When I chose to review Defiant Joy The Remarkable Life and Impact of G.K. Chesterton by Kevin Belmonte for BookSneeze (for an honest review) I did so because I thought I would be getting a biography of GK Chesterton. In this I was mistaken. It is not a biography but rather a study of his works and the subsequent influence and impact on the literary world, reading audience, and contemporary authors.
After a brief discourse on Chesterton's childhood, education and conversion to Christianity, Belmonte goes on to describe some of the major works that Chesterton produced. There are twenty-five chapters and each chapter discusses at length different books Chesterton wrote.

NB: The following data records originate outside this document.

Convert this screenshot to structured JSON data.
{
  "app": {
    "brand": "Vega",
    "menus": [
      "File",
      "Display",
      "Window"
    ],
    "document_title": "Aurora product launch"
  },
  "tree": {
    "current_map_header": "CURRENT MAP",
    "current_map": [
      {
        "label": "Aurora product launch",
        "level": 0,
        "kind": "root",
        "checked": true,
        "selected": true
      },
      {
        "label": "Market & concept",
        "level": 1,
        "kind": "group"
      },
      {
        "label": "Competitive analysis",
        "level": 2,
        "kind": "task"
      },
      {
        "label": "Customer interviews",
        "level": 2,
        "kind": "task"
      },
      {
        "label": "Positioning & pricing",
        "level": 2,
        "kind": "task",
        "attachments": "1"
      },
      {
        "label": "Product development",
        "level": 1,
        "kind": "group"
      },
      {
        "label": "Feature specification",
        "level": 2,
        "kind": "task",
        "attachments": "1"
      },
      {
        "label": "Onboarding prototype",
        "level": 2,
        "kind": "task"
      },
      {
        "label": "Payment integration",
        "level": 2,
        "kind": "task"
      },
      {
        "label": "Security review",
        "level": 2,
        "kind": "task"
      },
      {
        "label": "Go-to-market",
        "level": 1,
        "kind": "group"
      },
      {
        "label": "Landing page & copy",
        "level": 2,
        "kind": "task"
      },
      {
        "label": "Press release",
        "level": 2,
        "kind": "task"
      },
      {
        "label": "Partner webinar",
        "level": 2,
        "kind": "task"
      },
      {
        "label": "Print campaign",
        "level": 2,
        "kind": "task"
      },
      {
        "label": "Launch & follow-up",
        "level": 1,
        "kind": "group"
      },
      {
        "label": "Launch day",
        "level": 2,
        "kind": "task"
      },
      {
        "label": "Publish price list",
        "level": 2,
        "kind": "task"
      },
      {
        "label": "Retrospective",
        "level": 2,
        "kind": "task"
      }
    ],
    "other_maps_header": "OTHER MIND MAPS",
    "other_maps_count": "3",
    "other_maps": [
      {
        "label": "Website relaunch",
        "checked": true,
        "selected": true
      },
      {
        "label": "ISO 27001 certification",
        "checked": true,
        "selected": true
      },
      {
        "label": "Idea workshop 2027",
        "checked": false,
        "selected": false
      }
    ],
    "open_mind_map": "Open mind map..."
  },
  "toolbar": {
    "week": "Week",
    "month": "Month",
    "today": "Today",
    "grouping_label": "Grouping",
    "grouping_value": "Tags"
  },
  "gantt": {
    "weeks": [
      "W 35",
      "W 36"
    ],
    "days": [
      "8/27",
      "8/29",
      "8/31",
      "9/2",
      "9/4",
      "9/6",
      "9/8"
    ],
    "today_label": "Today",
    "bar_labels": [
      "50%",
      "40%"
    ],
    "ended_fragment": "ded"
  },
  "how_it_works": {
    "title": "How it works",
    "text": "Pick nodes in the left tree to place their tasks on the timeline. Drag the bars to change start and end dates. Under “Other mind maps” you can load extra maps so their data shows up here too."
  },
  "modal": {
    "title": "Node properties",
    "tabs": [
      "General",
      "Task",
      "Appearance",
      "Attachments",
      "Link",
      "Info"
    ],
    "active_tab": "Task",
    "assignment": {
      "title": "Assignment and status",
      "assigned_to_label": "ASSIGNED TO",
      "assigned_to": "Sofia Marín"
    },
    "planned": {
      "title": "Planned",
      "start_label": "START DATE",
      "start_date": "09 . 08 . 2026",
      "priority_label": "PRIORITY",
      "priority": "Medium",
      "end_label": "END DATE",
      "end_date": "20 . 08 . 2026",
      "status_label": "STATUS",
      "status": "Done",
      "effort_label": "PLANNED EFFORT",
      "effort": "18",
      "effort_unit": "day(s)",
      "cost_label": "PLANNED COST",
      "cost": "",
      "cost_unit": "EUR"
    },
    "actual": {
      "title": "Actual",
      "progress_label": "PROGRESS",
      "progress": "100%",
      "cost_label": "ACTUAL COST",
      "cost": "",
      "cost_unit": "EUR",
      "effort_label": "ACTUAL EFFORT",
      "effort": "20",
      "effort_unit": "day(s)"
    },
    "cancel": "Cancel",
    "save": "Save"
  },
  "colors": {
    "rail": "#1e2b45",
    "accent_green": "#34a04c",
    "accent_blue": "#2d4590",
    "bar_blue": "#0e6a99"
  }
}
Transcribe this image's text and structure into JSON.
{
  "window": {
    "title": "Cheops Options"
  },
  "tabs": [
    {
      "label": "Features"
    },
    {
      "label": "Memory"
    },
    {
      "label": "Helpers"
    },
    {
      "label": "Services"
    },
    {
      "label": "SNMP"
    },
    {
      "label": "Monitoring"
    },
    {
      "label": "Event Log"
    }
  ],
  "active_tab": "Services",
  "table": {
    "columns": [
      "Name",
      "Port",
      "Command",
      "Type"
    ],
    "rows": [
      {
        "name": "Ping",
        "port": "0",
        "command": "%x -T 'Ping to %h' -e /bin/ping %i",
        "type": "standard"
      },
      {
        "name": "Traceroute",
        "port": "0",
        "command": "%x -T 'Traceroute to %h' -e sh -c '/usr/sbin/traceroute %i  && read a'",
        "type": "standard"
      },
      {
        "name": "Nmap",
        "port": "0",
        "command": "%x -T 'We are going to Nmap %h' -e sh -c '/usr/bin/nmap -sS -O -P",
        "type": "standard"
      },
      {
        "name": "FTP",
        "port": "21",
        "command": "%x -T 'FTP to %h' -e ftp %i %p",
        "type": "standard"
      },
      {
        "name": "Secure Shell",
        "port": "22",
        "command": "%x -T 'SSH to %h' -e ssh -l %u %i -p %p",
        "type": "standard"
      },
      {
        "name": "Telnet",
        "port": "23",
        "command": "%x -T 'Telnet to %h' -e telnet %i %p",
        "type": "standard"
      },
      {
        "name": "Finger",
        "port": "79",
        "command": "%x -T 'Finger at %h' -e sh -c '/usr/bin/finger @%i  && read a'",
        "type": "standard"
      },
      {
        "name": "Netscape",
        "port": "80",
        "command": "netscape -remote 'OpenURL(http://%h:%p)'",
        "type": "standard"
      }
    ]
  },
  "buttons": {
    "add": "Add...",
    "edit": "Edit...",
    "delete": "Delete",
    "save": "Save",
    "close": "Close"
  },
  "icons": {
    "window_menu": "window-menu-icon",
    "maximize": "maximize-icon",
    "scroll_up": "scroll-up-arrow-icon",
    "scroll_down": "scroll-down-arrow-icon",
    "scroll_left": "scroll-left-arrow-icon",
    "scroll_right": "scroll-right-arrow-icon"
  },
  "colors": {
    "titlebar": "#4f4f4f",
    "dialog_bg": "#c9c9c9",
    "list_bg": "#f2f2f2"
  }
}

Belmonte quotes extensively contemporary critics and biographers as well as Chesterton himself. These quotes and excerpts from Chesterton's literary repertoire wet one's appetite and leave one desiring to go buy the complete work. In fact, after reading this book, if I had enough money I'd like to go out and buy everything Chesterton wrote. One book I'd like to get is the biography that Maisie Ward wrote a few years after Chesterton's death. Belmonte gets a lot of his information for Defiant Joy from her. Hopefully her biography includes a little more of GKC's personal life and goes into more detail concerning his conversion to Christianity, something Defiant Joy definitely lacks.
There is, however, much information about Chesterton's dissertations on other famous writers and figures such as St. Francis, Thomas Aquinas, Austen, Kipling, Stevenson, and especially Dickens. It's was interesting to find out that it was Chesterton that actually saved one of today's most famous Victorian writers from obscurity through his essays and books on Charles Dickens.
Another valuable contribution is the inclusion of essays by both Chesterton and others who explain some of Chesterton's more difficult to understand works, such as The Man Who Was Thursday. I found those passages to be particularly enlightening.
Belmonte includes humorous debates between Chesterton and contemporary atheists. I would say a battle of the wits except Chesterton seems capable of making the most scathing arguments against Christianity seem ridiculous.
In conclusion, I found Defiant Joy to be well-researched with an extensive bibliography. If you like Chesterton or are curious to know more about this under-appreciated literary titan who is considered instrumental in leading the likes of C.S. Lewis to Christianity yet was able to maintain a life long friendship with the atheist, George Bernard Shaw, this is a good book to start with.